Lines in the listing below containing the string "Community" are to be identified and copied.
/---
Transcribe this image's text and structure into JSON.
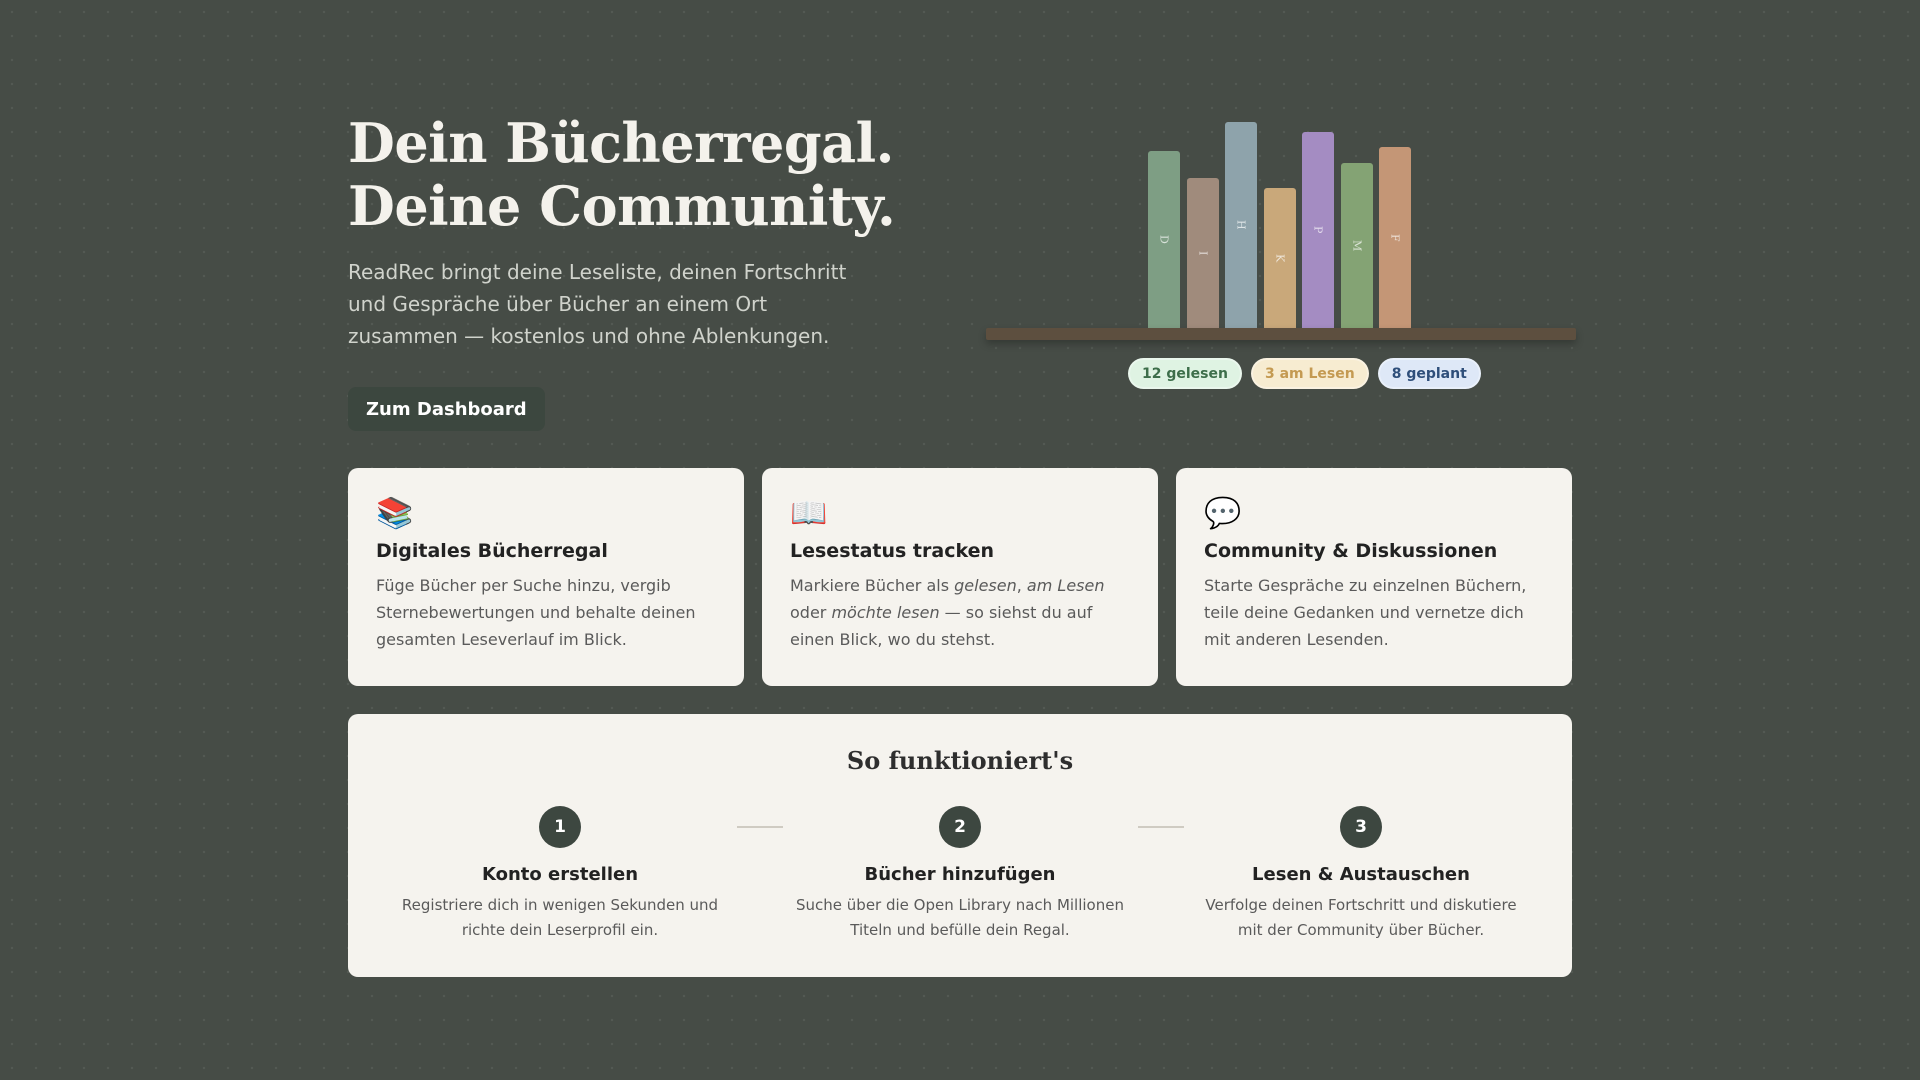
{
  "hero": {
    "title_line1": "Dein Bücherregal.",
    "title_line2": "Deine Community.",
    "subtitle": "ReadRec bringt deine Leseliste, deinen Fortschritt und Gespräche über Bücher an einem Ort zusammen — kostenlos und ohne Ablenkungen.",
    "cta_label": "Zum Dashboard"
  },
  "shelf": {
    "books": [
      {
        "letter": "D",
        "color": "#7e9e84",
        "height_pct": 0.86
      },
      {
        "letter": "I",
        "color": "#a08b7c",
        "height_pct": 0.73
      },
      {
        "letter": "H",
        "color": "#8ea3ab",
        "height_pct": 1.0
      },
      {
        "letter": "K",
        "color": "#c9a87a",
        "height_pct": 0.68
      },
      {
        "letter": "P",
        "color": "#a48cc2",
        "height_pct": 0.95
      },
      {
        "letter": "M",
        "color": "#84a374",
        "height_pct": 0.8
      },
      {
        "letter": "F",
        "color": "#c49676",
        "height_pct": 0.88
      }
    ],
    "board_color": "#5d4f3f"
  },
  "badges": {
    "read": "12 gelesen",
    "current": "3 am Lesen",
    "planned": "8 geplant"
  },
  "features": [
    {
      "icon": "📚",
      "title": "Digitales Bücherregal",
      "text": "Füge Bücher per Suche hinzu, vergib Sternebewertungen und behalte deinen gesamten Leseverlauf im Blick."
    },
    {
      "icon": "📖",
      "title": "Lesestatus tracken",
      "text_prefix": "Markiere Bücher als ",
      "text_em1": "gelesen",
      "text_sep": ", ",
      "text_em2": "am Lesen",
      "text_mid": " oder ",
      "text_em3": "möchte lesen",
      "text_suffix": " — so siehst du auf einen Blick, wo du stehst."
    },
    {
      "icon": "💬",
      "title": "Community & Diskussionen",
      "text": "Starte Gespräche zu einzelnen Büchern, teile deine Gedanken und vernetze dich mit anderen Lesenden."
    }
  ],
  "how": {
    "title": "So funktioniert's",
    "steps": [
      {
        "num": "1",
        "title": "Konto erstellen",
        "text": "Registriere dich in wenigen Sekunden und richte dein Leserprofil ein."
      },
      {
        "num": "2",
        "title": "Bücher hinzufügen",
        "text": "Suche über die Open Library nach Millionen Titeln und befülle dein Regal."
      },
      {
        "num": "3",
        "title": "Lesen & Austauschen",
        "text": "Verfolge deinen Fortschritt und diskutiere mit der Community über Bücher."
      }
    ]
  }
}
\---
EXERCISE SOLUTION
    "title_line2": "Deine Community.",
      "title": "Community & Diskussionen",
        "text": "Verfolge deinen Fortschritt und diskutiere mit der Community über Bücher."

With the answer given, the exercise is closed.